→ **Activity**: Find the word "icon" in the data, then copy each line where it is found.

Supplied records below:

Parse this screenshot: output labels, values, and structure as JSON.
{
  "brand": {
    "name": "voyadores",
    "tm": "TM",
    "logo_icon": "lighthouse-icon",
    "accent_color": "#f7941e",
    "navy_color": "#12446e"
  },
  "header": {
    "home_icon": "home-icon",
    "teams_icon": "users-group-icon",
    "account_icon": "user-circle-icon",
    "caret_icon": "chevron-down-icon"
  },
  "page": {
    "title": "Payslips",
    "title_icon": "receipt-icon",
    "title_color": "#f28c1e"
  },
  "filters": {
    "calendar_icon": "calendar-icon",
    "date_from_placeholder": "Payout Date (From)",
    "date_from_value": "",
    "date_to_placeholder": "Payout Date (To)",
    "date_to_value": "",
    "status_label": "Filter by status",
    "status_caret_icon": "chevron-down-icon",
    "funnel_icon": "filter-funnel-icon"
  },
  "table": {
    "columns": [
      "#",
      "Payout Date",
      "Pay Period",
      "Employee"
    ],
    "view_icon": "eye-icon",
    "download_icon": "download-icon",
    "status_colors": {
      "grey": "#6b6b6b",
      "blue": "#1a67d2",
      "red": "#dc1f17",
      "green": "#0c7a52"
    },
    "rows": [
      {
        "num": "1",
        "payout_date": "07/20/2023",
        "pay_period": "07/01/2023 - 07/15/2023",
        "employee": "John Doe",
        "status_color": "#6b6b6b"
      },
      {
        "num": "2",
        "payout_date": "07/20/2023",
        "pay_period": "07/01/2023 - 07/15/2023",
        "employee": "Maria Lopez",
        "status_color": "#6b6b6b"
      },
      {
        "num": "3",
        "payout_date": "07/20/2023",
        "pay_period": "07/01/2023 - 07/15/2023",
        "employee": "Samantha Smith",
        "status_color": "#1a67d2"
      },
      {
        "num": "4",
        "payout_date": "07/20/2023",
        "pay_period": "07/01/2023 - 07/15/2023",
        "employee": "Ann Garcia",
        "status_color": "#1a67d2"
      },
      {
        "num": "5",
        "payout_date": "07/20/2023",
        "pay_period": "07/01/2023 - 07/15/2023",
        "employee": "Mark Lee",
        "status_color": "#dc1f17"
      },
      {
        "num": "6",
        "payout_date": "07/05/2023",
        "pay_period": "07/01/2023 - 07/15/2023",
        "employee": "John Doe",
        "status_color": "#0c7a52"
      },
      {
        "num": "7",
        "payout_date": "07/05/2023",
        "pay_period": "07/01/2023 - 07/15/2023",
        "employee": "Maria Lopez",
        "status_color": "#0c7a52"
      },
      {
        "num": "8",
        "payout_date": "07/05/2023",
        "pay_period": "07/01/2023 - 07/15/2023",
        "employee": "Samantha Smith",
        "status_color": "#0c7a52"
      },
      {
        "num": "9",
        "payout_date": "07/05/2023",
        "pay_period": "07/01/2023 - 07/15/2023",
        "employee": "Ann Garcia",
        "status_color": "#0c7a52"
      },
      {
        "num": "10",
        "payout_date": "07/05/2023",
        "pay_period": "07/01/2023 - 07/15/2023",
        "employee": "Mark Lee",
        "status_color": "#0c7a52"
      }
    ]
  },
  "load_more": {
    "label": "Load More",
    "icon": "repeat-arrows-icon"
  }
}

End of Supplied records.

→ **Solution**:
    "logo_icon": "lighthouse-icon",
    "home_icon": "home-icon",
    "teams_icon": "users-group-icon",
    "account_icon": "user-circle-icon",
    "caret_icon": "chevron-down-icon"
    "title_icon": "receipt-icon",
    "calendar_icon": "calendar-icon",
    "status_caret_icon": "chevron-down-icon",
    "funnel_icon": "filter-funnel-icon"
    "view_icon": "eye-icon",
    "download_icon": "download-icon",
    "icon": "repeat-arrows-icon"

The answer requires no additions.